ABOUT THIS EXERCISE. Gather from the material every line that contains the string "title".

WORKING DATA.

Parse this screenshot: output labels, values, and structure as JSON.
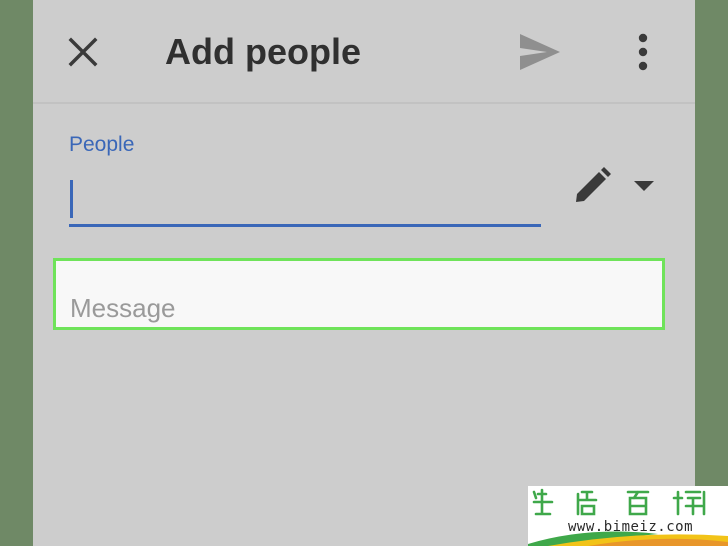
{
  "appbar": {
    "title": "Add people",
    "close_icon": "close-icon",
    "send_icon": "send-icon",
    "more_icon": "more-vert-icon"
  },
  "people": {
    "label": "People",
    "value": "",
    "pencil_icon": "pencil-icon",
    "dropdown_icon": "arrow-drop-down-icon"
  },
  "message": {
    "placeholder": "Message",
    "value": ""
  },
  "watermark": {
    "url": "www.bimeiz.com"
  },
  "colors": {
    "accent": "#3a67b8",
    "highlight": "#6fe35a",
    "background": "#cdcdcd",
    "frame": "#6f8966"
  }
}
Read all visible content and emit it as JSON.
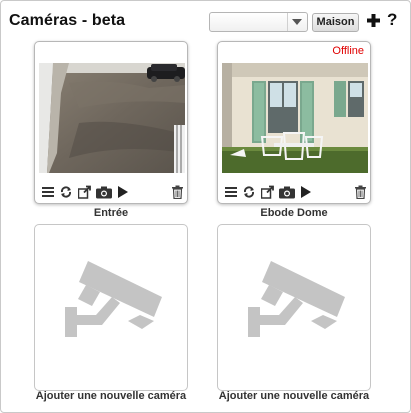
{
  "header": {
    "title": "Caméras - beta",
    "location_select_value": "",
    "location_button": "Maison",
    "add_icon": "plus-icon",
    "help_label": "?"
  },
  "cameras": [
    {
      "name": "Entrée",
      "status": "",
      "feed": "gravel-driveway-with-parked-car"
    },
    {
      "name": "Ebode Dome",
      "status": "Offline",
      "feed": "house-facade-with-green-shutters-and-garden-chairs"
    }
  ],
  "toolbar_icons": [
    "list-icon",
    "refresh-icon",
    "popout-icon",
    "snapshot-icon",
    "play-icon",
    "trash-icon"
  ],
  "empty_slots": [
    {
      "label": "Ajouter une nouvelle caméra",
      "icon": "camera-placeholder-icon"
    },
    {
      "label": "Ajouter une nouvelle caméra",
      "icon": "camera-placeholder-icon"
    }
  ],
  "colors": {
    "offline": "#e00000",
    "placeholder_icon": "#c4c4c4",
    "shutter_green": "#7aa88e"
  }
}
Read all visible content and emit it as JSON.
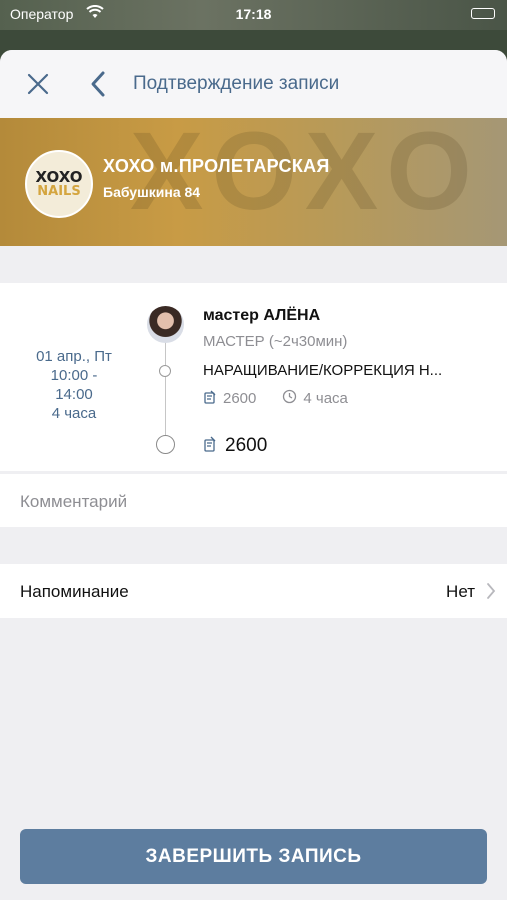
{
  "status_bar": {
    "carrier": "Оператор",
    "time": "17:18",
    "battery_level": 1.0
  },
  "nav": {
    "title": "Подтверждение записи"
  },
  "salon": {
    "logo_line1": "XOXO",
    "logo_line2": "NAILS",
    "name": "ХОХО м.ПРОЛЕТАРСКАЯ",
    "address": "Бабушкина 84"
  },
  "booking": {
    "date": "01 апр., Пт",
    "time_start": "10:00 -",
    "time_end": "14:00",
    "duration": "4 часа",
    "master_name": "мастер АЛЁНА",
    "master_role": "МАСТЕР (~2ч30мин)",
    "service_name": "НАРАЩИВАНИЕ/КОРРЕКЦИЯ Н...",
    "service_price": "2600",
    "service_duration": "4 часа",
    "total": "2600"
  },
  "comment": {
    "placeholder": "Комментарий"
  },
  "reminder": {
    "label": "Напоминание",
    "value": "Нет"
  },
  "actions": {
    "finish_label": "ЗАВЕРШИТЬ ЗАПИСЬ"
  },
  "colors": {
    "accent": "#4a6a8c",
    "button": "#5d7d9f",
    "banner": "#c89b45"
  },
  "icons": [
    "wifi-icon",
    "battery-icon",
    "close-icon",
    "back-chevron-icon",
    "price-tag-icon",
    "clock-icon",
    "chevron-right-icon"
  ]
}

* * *

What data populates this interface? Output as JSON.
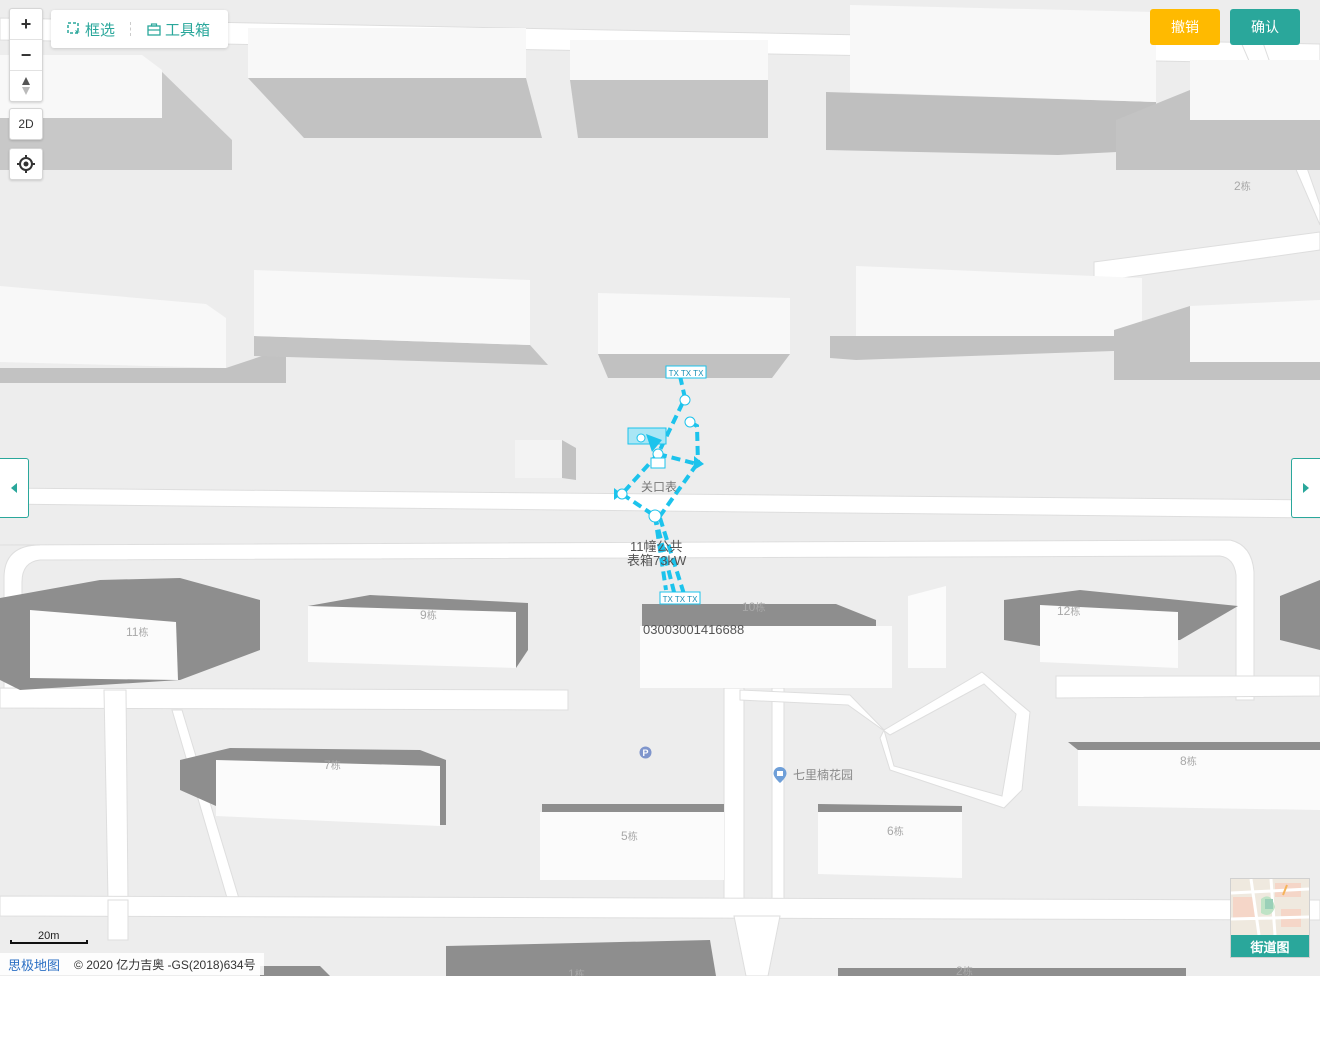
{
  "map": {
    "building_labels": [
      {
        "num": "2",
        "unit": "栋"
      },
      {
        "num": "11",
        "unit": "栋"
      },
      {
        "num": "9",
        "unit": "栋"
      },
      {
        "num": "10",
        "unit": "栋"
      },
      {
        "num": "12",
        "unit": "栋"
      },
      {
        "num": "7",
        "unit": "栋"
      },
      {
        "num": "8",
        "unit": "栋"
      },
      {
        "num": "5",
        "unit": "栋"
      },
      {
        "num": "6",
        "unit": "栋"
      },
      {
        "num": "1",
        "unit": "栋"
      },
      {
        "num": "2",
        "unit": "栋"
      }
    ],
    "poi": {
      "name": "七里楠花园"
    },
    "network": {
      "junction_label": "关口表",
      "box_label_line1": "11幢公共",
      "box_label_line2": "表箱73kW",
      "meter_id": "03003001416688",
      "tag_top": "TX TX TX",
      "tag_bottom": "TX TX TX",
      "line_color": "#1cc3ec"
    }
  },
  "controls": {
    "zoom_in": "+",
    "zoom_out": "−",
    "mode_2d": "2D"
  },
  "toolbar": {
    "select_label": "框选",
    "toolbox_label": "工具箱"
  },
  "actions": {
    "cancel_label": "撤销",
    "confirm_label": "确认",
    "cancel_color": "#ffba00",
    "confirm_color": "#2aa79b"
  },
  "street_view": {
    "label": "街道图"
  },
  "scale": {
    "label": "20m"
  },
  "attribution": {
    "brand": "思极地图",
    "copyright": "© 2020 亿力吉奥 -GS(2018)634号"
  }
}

SOLUTION TO THE PROBLEM.
    "title": "Add people",
    "title": "Caméras - beta",
    "title": "Подтверждение записи"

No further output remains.